Making the Impossible Joint / Dylan Iwakuni

Making Shihou Kama Tsugi (four-way goose neck joint). When you first look at it, it can be confusing as this joinery is on all four sides, without a way to be taken apart. But this joinery actually slides diagonally, making this illusion possible. The wood is Walnut and Birch — via Kottke


How $750 Chanel Ballet Flats Are Professionally Restored / Insider

Rio Jongsae Kim is the owner of Kim’s Shoe and Bag Repair. He shows us how to restore a pair of Chanel ballet flats that retail for about $750. This includes replacing the soles and heel plates, cleaning the suede, dyeing the leather, and waterproofing the shoes — via YouTube

Craft, History

Plumbata: Roman war / Tod’s Workshop

Plumbata are substantial war darts that have their origins in Ancient Greece and were favoured by late Empire Romans. They have rather nasty barbed head, a lead weight for inertia and were thrown as fighting lines started to close. Their nickname amongst the Romans was Little barbs of Mars. Nasty as they look, how do you throw them and what do they do when they get there? — via Youtube


A machine to make a sandwich / Joseph’s Machines

It’s really five mini machines. One puts down bread, the next puts on peanut butter, then a machine for jelly and so on. The last machine feeds it to me bite by bite!

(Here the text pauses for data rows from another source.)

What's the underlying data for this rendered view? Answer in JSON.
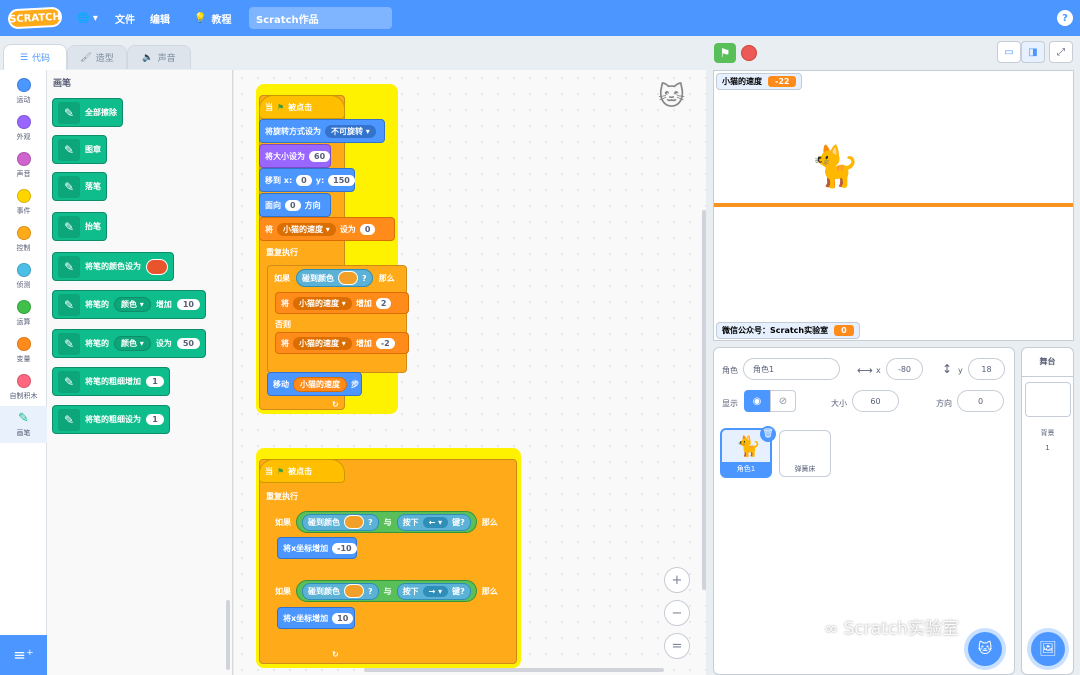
{
  "menubar": {
    "logo": "SCRATCH",
    "file": "文件",
    "edit": "编辑",
    "tutorials": "教程",
    "project_title": "Scratch作品",
    "help": "?"
  },
  "tabs": {
    "code": "代码",
    "costumes": "造型",
    "sounds": "声音"
  },
  "categories": [
    {
      "label": "运动",
      "color": "#4c97ff"
    },
    {
      "label": "外观",
      "color": "#9966ff"
    },
    {
      "label": "声音",
      "color": "#cf63cf"
    },
    {
      "label": "事件",
      "color": "#ffd500"
    },
    {
      "label": "控制",
      "color": "#ffab19"
    },
    {
      "label": "侦测",
      "color": "#4cbfe6"
    },
    {
      "label": "运算",
      "color": "#40bf4a"
    },
    {
      "label": "变量",
      "color": "#ff8c1a"
    },
    {
      "label": "自制积木",
      "color": "#ff6680"
    },
    {
      "label": "画笔",
      "color": "#0fbd8c"
    }
  ],
  "palette": {
    "title": "画笔",
    "blocks": {
      "clear": "全部擦除",
      "stamp": "图章",
      "pen_down": "落笔",
      "pen_up": "抬笔",
      "set_color_to": "将笔的颜色设为",
      "change_pre": "将笔的",
      "change_dd": "颜色",
      "change_mid": "增加",
      "change_val": "10",
      "set_pre": "将笔的",
      "set_dd": "颜色",
      "set_mid": "设为",
      "set_val": "50",
      "size_change": "将笔的粗细增加",
      "size_change_val": "1",
      "size_set": "将笔的粗细设为",
      "size_set_val": "1"
    }
  },
  "script1": {
    "when_flag": "当",
    "clicked": "被点击",
    "rotation_style": "将旋转方式设为",
    "rotation_value": "不可旋转",
    "set_size": "将大小设为",
    "size_val": "60",
    "goto": "移到 x:",
    "goto_x": "0",
    "goto_y_label": "y:",
    "goto_y": "150",
    "point": "面向",
    "point_val": "0",
    "direction": "方向",
    "set": "将",
    "var_name": "小猫的速度",
    "to": "设为",
    "set_val": "0",
    "forever": "重复执行",
    "if": "如果",
    "touching_color": "碰到颜色",
    "q": "?",
    "then": "那么",
    "change_set": "将",
    "change_var": "小猫的速度",
    "change_by": "增加",
    "change_val1": "2",
    "else": "否则",
    "change_val2": "-2",
    "move": "移动",
    "move_reporter": "小猫的速度",
    "steps": "步",
    "loop_arrow": "↻"
  },
  "script2": {
    "when_flag": "当",
    "clicked": "被点击",
    "forever": "重复执行",
    "if": "如果",
    "touching_color": "碰到颜色",
    "q": "?",
    "and": "与",
    "key_pressed": "按下",
    "key_left": "←",
    "key_right": "→",
    "key_q": "键?",
    "then": "那么",
    "change_x": "将x坐标增加",
    "val1": "-10",
    "val2": "10",
    "loop_arrow": "↻"
  },
  "zoom": {
    "in": "+",
    "out": "−",
    "reset": "="
  },
  "stage": {
    "monitor1_label": "小猫的速度",
    "monitor1_value": "-22",
    "monitor2_label": "微信公众号：Scratch实验室",
    "monitor2_value": "0",
    "line_color": "#f7931e"
  },
  "sprite_info": {
    "sprite_label": "角色",
    "sprite_name": "角色1",
    "x_label": "x",
    "x_val": "-80",
    "y_label": "y",
    "y_val": "18",
    "show_label": "显示",
    "size_label": "大小",
    "size_val": "60",
    "dir_label": "方向",
    "dir_val": "0"
  },
  "sprites": [
    "角色1",
    "弹簧床"
  ],
  "stage_pane": {
    "title": "舞台",
    "backdrops_label": "背景",
    "backdrops_count": "1"
  },
  "watermark": "Scratch实验室"
}
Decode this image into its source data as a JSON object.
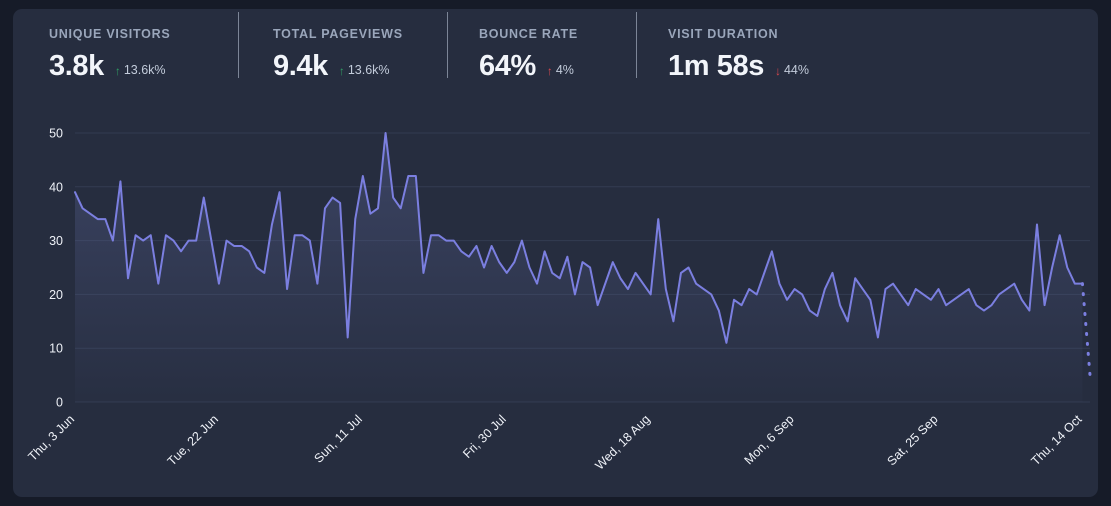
{
  "stats": [
    {
      "label": "UNIQUE VISITORS",
      "value": "3.8k",
      "delta": "13.6k%",
      "direction": "up",
      "arrow": "↑",
      "color": "#2e9e63",
      "name": "unique-visitors"
    },
    {
      "label": "TOTAL PAGEVIEWS",
      "value": "9.4k",
      "delta": "13.6k%",
      "direction": "up",
      "arrow": "↑",
      "color": "#2e9e63",
      "name": "total-pageviews"
    },
    {
      "label": "BOUNCE RATE",
      "value": "64%",
      "delta": "4%",
      "direction": "up",
      "arrow": "↑",
      "color": "#d8474d",
      "name": "bounce-rate"
    },
    {
      "label": "VISIT DURATION",
      "value": "1m 58s",
      "delta": "44%",
      "direction": "down",
      "arrow": "↓",
      "color": "#d8474d",
      "name": "visit-duration"
    }
  ],
  "colors": {
    "page_background": "#161b28",
    "panel_background": "#262d3f",
    "line": "#7b7fe0",
    "area_fill": "#5a6496",
    "gridline": "#333c52",
    "tick_text": "#eef1f7",
    "label_text": "#9aa6bb",
    "value_text": "#f2f5fa",
    "up": "#2e9e63",
    "down": "#d8474d"
  },
  "chart_data": {
    "type": "line",
    "title": "",
    "xlabel": "",
    "ylabel": "",
    "ylim": [
      0,
      50
    ],
    "yticks": [
      0,
      10,
      20,
      30,
      40,
      50
    ],
    "grid": true,
    "legend": "none",
    "tick_label_rotation": -45,
    "xtick_labels": [
      "Thu, 3 Jun",
      "Tue, 22 Jun",
      "Sun, 11 Jul",
      "Fri, 30 Jul",
      "Wed, 18 Aug",
      "Mon, 6 Sep",
      "Sat, 25 Sep",
      "Thu, 14 Oct"
    ],
    "xtick_indices": [
      0,
      19,
      38,
      57,
      76,
      95,
      114,
      133
    ],
    "series": [
      {
        "name": "Unique visitors",
        "dashed_tail": true,
        "dashed_tail_note": "final segment drawn dotted (incomplete/projected day)",
        "values": [
          39,
          36,
          35,
          34,
          34,
          30,
          41,
          23,
          31,
          30,
          31,
          22,
          31,
          30,
          28,
          30,
          30,
          38,
          30,
          22,
          30,
          29,
          29,
          28,
          25,
          24,
          33,
          39,
          21,
          31,
          31,
          30,
          22,
          36,
          38,
          37,
          12,
          34,
          42,
          35,
          36,
          50,
          38,
          36,
          42,
          42,
          24,
          31,
          31,
          30,
          30,
          28,
          27,
          29,
          25,
          29,
          26,
          24,
          26,
          30,
          25,
          22,
          28,
          24,
          23,
          27,
          20,
          26,
          25,
          18,
          22,
          26,
          23,
          21,
          24,
          22,
          20,
          34,
          21,
          15,
          24,
          25,
          22,
          21,
          20,
          17,
          11,
          19,
          18,
          21,
          20,
          24,
          28,
          22,
          19,
          21,
          20,
          17,
          16,
          21,
          24,
          18,
          15,
          23,
          21,
          19,
          12,
          21,
          22,
          20,
          18,
          21,
          20,
          19,
          21,
          18,
          19,
          20,
          21,
          18,
          17,
          18,
          20,
          21,
          22,
          19,
          17,
          33,
          18,
          25,
          31,
          25,
          22,
          22,
          5
        ]
      }
    ]
  }
}
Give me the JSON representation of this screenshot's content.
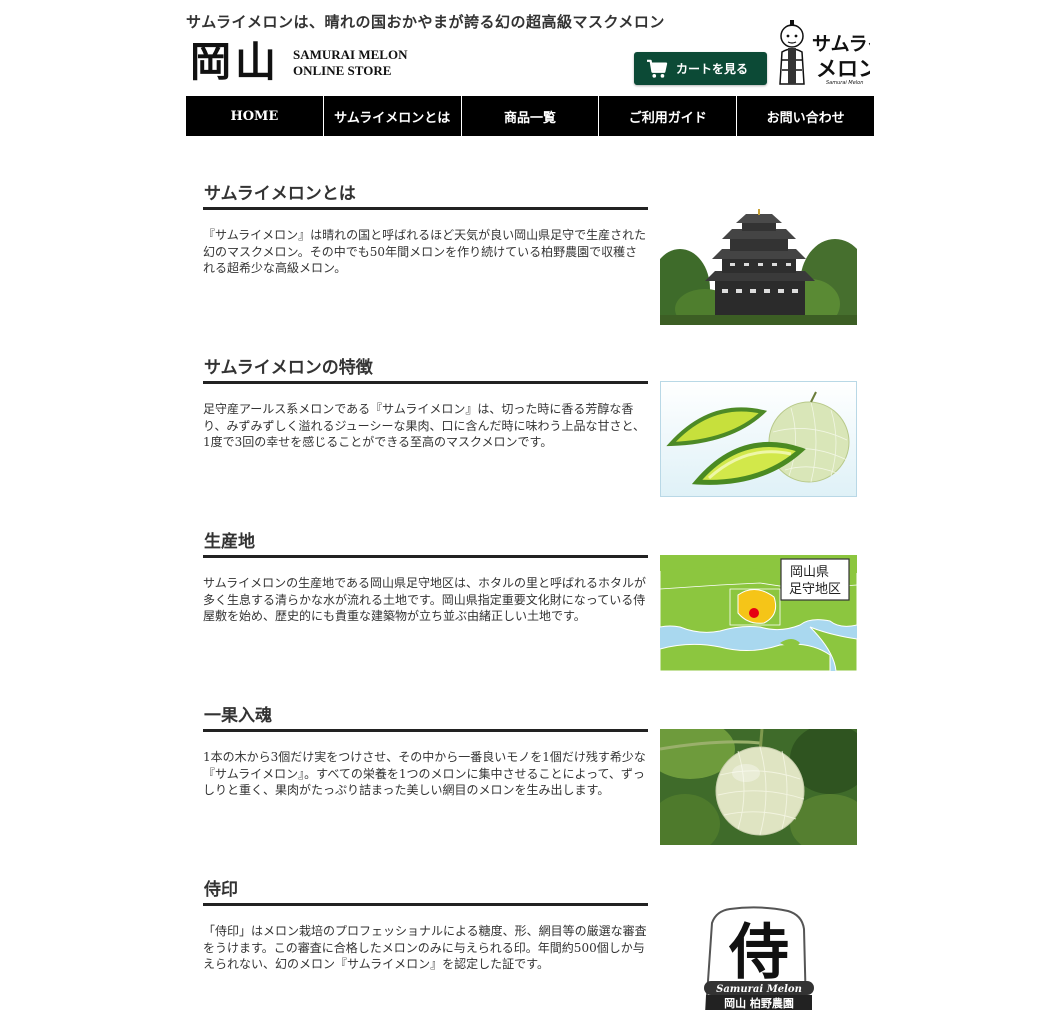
{
  "header": {
    "tagline": "サムライメロンは、晴れの国おかやまが誇る幻の超高級マスクメロン",
    "logo_kanji": "岡山",
    "logo_en_line1": "SAMURAI MELON",
    "logo_en_line2": "ONLINE STORE",
    "cart_label": "カートを見る",
    "samurai_logo_text": "サムライメロン",
    "samurai_logo_sub": "Samurai Melon"
  },
  "nav": {
    "items": [
      "HOME",
      "サムライメロンとは",
      "商品一覧",
      "ご利用ガイド",
      "お問い合わせ"
    ]
  },
  "sections": [
    {
      "title": "サムライメロンとは",
      "text": "『サムライメロン』は晴れの国と呼ばれるほど天気が良い岡山県足守で生産された幻のマスクメロン。その中でも50年間メロンを作り続けている柏野農園で収穫される超希少な高級メロン。",
      "image": "okayama-castle"
    },
    {
      "title": "サムライメロンの特徴",
      "text": "足守産アールス系メロンである『サムライメロン』は、切った時に香る芳醇な香り、みずみずしく溢れるジューシーな果肉、口に含んだ時に味わう上品な甘さと、1度で3回の幸せを感じることができる至高のマスクメロンです。",
      "image": "cut-melon"
    },
    {
      "title": "生産地",
      "text": "サムライメロンの生産地である岡山県足守地区は、ホタルの里と呼ばれるホタルが多く生息する清らかな水が流れる土地です。岡山県指定重要文化財になっている侍屋敷を始め、歴史的にも貴重な建築物が立ち並ぶ由緒正しい土地です。",
      "image": "map",
      "map_label_line1": "岡山県",
      "map_label_line2": "足守地区"
    },
    {
      "title": "一果入魂",
      "text": "1本の木から3個だけ実をつけさせ、その中から一番良いモノを1個だけ残す希少な『サムライメロン』。すべての栄養を1つのメロンに集中させることによって、ずっしりと重く、果肉がたっぷり詰まった美しい網目のメロンを生み出します。",
      "image": "melon-on-vine"
    },
    {
      "title": "侍印",
      "text": "「侍印」はメロン栽培のプロフェッショナルによる糖度、形、網目等の厳選な審査をうけます。この審査に合格したメロンのみに与えられる印。年間約500個しか与えられない、幻のメロン『サムライメロン』を認定した証です。",
      "image": "samurai-seal",
      "seal_kanji": "侍",
      "seal_en": "Samurai Melon",
      "seal_farm": "岡山 柏野農園"
    }
  ],
  "colors": {
    "nav_bg": "#000000",
    "cart_bg": "#0c4a36",
    "rule": "#222222",
    "map_sea": "#a9d8ef",
    "map_land": "#8cc63f",
    "map_highlight": "#f5c518",
    "map_marker": "#e60012"
  }
}
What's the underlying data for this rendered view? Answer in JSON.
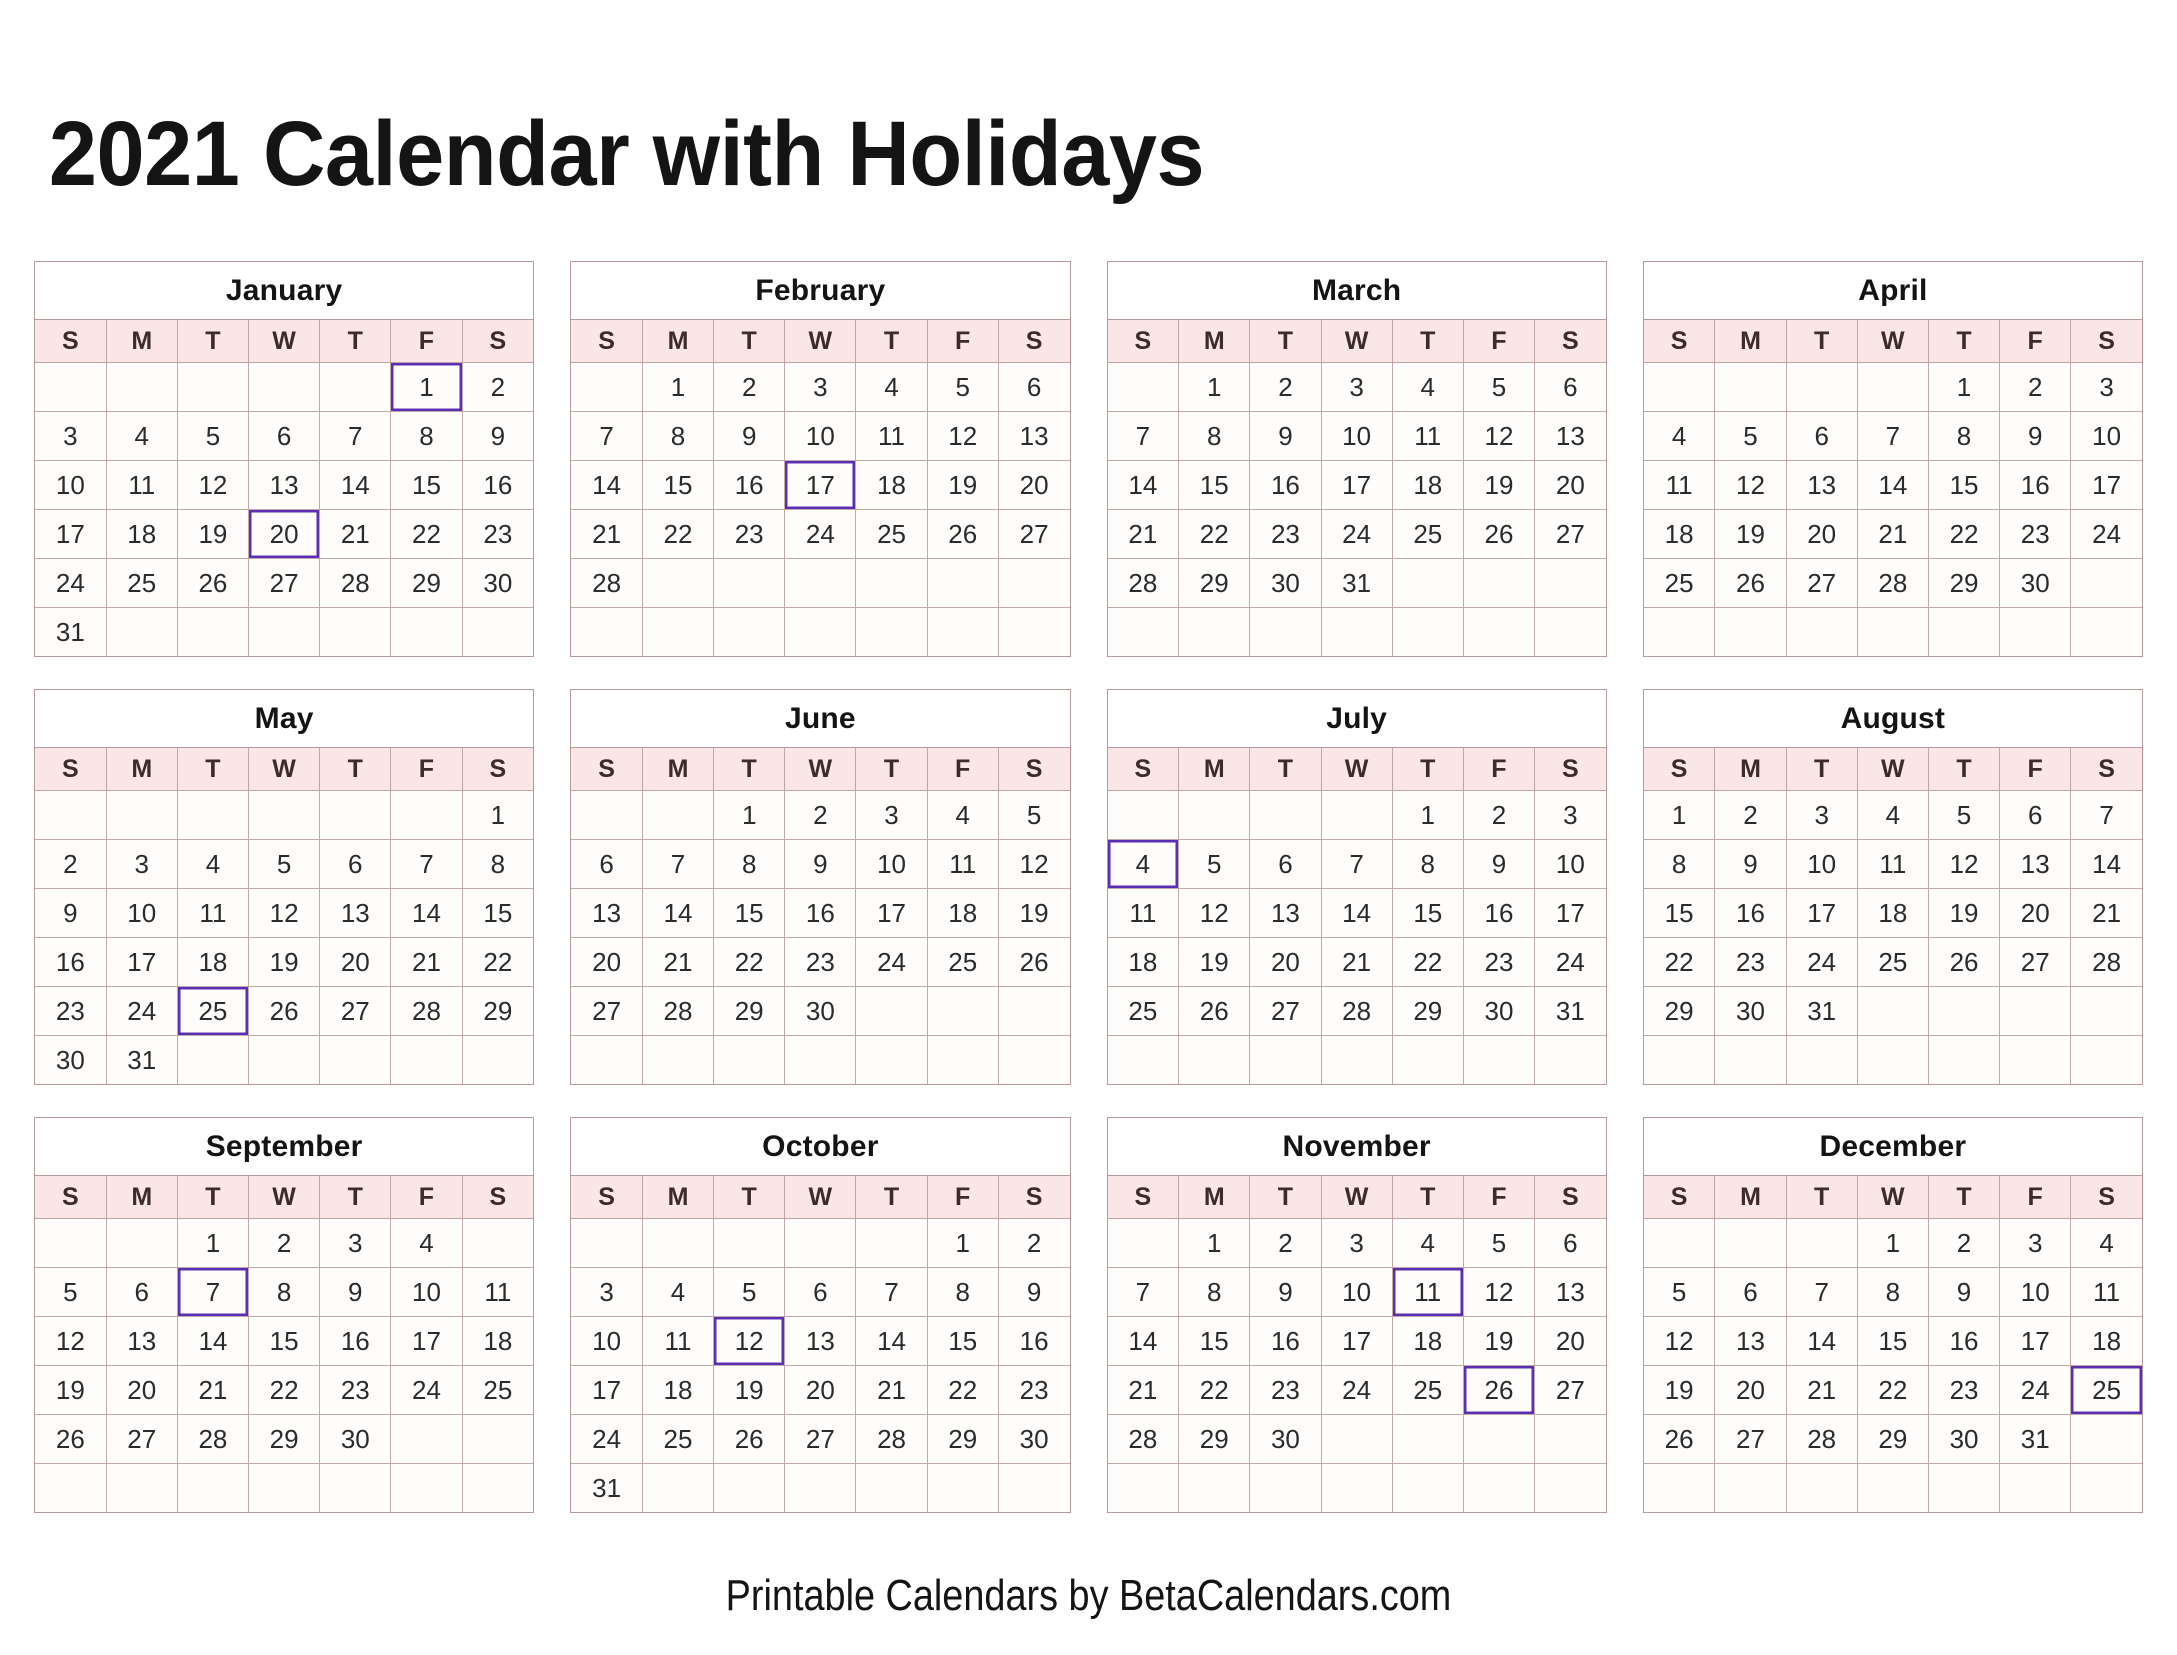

Spent almost four months on this machine — via Youtube


Aluminum Hand Update / Ian Davis

After about four months of daily use, and a pile of trial and error trying to add the electronics, Ian Davis has come to the conclusion that it’s going to be a better/faster journey starting from ground zero. Again — via Youtube


Home Made Ink From Nature: Perfect Purples

This is by no means an exhaustive Instructable to making ink, but I think what it has value in, is the angle for kids. I’ve selected plants which are edible, and this takes out a lot of the inherent risk of dye making with chemicals and compounds you absolutely wouldn’t want in your household saucepan! Purple is also one of the best colours to start with, as it can be easily derived from safe things like grape skins (dark) to onion skins (dull), to sloe berries (pinky-puple), or more vibrant beetroot or red cabbage colours – which will change with pH — via Instructables)